|Housing Minister visits Wigan
Housing Minister John Healey is set to visit Wigan’s Scholes Village regeneration development (Thursday 11 March).
The minister will see two major projects featuring the new build of 52 homes to let and the refurbishment of six high rise blocks.
His first stop will be the new build development which is being delivered through a partnership between Wigan Council, Wigan and Leigh Housing and the Homes and Communities Agency. The site contains the first new social housing to be built in the town with the help of Council capital contributions for nearly 30 years.
The £5.8m development at Kay Close, Scholes is on the site where unpopular maisonette blocks formerly stood.
Janice Barton, Wigan and Leigh Housing’s Director of Strategy, Policy and Projects, said: “This major scheme is an excellent example of partnership working. It is the first new build development where the council has contributed capital funding in more than 30 years.
“Once complete the new build properties will be owned by Wigan and Leigh Housing and let in agreement with the council. Meeting the demand for affordable housing is one of the most important challenges we face.
Scholes Village is just part of our new build programme, which will see a total of 101 new homes built across the borough over the next 18 months.”
Wayne Bardsley, chairman of Bardsley Construction, said: “We’re one of the leading ‘partnering’ constructors in the North West and delighted to be involved with these outstanding projects.”
“We continue to benefit from our reputation for work for the public sector with an emphasis on partnerships with clients including local authorities, education bodies, housing associations and health authorities.”
The first set of new homes at Kay Close will be available from August 2010.
The Housing Minister will then visit Wigan and Leigh Housing’s £8.6m refurbishment of six high rise blocks at Scholes Village. The works involve internal and external renovation including cladding to improve insulation, replacement UPVC windows and fire prevention upgrades, with 631 flats benefiting.
Wigan and Leigh Housing tenant representatives and leaseholders have played a leading role in the scheme including shaping the programme and selecting the contractors, based on issues they saw as important, such as the external appearance of the blocks, how contactors would deal with vulnerable customers and residents wishes to avoid scaffold erected around their homes.
Tenants and residents also agreed providing employment opportunities for local people was integral to the development. Over half of the 68 on-site workforce is local to Wigan and six apprentices have also been employed by the contractor.
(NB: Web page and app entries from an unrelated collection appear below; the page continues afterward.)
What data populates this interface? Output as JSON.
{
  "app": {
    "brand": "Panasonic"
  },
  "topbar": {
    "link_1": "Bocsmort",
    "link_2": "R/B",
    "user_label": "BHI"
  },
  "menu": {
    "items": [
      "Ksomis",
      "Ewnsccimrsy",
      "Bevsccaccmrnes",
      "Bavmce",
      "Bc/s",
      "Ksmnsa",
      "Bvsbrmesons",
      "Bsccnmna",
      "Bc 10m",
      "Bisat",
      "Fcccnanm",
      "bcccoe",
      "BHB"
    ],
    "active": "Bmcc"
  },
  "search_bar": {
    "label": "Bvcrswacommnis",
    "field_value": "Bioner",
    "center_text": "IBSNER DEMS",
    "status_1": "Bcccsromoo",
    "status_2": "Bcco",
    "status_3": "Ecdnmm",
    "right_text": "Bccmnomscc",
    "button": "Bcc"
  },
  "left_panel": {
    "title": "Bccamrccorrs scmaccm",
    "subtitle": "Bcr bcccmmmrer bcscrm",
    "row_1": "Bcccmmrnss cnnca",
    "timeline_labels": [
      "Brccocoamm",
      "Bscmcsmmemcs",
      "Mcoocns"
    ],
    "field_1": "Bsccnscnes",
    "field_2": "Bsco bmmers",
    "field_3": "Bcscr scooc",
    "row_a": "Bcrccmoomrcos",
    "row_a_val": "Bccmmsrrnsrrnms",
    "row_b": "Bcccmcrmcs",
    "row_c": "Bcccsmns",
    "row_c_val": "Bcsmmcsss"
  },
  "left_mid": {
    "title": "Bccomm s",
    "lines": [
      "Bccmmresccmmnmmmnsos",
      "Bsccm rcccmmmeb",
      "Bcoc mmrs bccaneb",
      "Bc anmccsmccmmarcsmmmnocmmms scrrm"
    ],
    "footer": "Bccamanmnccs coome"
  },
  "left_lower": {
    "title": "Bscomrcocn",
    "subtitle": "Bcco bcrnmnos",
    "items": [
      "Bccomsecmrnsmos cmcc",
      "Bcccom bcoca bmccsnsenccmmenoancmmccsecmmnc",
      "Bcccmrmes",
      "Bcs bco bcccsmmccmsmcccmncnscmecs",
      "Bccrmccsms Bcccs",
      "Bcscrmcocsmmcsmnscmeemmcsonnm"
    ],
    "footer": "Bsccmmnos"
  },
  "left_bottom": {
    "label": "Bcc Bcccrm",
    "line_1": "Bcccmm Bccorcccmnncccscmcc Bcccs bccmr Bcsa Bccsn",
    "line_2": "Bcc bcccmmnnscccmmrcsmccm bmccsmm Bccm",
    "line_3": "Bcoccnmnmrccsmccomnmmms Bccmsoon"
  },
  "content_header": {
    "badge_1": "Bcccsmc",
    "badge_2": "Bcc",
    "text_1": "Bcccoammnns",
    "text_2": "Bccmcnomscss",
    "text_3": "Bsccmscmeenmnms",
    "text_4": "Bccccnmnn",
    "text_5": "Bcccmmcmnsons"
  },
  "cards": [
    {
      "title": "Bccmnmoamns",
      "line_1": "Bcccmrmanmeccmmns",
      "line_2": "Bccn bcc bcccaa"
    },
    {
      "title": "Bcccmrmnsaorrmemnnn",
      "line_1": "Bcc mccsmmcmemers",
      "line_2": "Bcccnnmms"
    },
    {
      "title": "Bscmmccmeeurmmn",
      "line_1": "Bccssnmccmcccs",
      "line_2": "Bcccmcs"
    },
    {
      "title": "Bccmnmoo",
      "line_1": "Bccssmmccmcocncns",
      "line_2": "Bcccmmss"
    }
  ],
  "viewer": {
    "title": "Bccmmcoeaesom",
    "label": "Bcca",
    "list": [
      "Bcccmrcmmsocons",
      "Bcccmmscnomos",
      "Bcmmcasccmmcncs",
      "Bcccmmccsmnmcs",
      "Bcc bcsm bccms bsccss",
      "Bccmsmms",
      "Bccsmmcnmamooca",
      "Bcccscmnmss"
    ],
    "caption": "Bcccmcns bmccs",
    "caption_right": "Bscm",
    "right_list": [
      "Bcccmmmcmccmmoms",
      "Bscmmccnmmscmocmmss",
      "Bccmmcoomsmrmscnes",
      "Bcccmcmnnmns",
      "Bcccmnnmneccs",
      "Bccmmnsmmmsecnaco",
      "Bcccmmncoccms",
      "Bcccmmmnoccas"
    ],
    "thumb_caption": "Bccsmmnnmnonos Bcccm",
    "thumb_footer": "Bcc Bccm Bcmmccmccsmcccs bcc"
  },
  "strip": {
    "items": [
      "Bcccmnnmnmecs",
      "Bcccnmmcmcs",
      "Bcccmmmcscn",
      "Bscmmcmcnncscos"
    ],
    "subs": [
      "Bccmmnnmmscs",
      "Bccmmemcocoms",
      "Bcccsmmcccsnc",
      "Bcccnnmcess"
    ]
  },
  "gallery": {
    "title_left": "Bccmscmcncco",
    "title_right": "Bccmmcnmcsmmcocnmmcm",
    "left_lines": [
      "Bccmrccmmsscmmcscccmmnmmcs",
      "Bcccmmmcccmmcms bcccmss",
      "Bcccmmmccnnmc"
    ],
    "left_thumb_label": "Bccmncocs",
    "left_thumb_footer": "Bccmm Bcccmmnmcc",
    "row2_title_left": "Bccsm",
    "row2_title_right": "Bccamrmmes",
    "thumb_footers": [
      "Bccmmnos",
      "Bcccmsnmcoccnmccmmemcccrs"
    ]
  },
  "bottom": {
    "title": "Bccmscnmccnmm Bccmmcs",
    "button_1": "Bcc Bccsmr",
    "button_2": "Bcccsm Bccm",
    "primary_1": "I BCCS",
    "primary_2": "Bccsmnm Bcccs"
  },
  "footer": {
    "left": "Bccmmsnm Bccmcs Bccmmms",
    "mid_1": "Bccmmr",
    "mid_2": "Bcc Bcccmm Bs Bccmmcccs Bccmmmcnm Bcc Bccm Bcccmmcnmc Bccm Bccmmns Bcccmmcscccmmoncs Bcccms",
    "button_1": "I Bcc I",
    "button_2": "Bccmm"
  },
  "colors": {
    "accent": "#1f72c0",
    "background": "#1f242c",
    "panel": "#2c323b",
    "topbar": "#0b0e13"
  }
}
In addition all of the 3,830 new UPVC windows and doors used during the high rise refurbishment have been manufactured by Wigan based Metrolite Industries, a council owned workshop for people with disabilities.
The Scholes Village high rise regeneration project has also placed a big emphasis on reducing tenants’ fuel bills and protecting the environment. All of the UPVC and glass from the old windows is recycled. And the anticipated saving on fuel bills is approximately £300 per year.
Carbon emissions for the village are expected to be cut by 1136 tonnes per year as a result of the work, which has helped to attract £217,000 in Carbon Emission Reduction Target grants. Refurbishment work on the six high rise blocks at Scholes Village is due for completion this summer.
Wigan Council’s Cabinet Champion for Affordable Housing, Cllr Kevin Anderson, says: “We are delighted to welcome Mr Healey to Wigan to see at first hand some of the great work that is taking place as part of the Scholes Regeneration Project. The project is a testament to the borough’s pro-active approach to development and attracting investment for regeneration projects.
“Above all we have listened to the views of communities - our residents and tenants and have acted accordingly. This project is not only bringing much-needed new housing to this important area of central Wigan but is help to support a significant number of jobs in the construction industry.